When you log in, we will also set up several cookies to save your login information and your screen display choices. Login cookies last for two days, and screen options cookies last for a year. If you select “Remember Me”, your login will persist for two weeks. If you log out of your account, the login cookies will be removed.

If you edit or publish an article, an additional cookie will be saved in your browser. This cookie includes no personal data and simply indicates the post ID of the article you just edited. It expires after 1 day.

Embedded content from other websites

Suggested text: Articles on this site may include embedded content (e.g. videos, images, articles, etc.). Embedded content from other websites behaves in the exact same way as if the visitor has visited the other website.

These websites may collect data about you, use cookies, embed additional third-party tracking, and monitor your interaction with that embedded content, including tracking your interaction with the embedded content if you have an account and are logged in to that website.

Who we share your data with

Suggested text: If you request a password reset, your IP address will be included in the reset email.

How long we retain your data

Suggested text: If you leave a comment, the comment and its metadata are retained indefinitely. This is so we can recognize and approve any follow-up comments automatically instead of holding them in a moderation queue.

For users that register on our website (if any), we also store the personal information they provide in their user profile. All users can see, edit, or delete their personal information at any time (except they cannot change their username). Website administrators can also see and edit that information.

What rights you have over your data

Suggested text: If you have an account on this site, or have left comments, you can request to receive an exported file of the personal data we hold about you, including any data you have provided to us. You can also request that we erase any personal data we hold about you. This does not include any data we are obliged to keep for administrative, legal, or security purposes.

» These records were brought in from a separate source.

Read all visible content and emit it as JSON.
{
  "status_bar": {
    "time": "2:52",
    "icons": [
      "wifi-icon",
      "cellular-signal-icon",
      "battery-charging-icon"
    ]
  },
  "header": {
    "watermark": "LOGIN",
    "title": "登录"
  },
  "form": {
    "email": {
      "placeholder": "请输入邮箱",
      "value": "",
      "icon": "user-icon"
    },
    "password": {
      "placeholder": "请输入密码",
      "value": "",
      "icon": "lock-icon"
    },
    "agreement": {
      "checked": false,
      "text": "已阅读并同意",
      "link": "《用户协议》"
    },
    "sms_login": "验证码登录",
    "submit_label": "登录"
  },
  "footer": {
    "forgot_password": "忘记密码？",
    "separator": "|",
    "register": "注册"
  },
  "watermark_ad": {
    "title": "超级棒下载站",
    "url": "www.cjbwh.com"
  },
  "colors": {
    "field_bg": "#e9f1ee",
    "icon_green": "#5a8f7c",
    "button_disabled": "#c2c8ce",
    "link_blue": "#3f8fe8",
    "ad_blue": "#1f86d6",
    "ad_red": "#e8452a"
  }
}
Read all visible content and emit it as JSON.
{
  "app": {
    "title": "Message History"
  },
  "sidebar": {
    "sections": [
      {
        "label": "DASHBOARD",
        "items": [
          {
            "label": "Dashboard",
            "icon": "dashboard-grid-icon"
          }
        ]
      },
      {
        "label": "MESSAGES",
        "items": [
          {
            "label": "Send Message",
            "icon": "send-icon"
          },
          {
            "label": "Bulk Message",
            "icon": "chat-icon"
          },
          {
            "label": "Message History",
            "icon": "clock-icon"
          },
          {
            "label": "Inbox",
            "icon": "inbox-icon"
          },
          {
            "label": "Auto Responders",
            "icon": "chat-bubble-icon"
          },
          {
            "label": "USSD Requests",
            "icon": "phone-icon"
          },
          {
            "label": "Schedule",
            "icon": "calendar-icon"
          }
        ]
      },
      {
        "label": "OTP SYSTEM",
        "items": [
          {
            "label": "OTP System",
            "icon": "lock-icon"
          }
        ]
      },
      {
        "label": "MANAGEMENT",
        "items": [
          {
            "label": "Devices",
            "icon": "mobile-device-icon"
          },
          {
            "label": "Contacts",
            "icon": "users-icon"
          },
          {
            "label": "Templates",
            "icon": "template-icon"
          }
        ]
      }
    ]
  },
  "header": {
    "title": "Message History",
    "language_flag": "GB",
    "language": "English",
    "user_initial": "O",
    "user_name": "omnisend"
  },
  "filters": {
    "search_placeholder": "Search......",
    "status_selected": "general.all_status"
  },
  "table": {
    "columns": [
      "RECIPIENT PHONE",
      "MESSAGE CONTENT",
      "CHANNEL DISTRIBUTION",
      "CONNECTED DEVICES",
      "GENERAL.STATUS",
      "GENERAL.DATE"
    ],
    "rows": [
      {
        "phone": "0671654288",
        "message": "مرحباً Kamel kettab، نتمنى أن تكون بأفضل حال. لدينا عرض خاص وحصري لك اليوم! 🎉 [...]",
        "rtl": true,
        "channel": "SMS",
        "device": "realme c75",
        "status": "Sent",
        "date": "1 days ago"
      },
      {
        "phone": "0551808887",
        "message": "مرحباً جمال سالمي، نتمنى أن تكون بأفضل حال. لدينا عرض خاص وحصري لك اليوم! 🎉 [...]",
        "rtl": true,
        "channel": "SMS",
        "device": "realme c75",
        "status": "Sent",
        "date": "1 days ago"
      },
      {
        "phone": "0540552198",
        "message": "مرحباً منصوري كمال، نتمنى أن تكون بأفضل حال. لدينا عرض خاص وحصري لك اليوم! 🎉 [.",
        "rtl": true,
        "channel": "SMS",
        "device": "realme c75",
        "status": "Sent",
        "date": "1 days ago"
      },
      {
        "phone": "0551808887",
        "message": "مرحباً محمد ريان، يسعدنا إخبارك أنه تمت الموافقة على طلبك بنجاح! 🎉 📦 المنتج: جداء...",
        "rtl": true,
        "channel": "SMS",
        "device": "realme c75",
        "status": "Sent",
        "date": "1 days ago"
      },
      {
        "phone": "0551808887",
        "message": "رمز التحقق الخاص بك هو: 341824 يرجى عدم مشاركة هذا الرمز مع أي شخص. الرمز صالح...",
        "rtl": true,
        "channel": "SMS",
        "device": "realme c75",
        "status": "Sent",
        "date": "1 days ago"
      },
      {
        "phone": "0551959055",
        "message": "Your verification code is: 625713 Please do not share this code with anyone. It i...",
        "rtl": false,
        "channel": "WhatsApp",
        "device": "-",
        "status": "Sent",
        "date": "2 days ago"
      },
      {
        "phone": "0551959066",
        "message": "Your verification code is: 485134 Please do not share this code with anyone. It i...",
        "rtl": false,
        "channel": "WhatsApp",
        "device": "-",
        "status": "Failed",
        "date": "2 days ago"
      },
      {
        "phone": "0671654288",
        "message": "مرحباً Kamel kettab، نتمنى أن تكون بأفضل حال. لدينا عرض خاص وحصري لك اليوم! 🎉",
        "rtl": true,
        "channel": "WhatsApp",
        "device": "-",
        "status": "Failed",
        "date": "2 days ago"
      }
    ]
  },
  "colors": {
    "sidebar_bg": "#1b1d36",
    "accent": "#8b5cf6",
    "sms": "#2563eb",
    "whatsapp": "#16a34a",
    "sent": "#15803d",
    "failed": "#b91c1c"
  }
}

Where your data is sent

Suggested text: Visitor comments may be checked through an automated spam detection service.

Get your Free PDF copy of Make Money Simple Again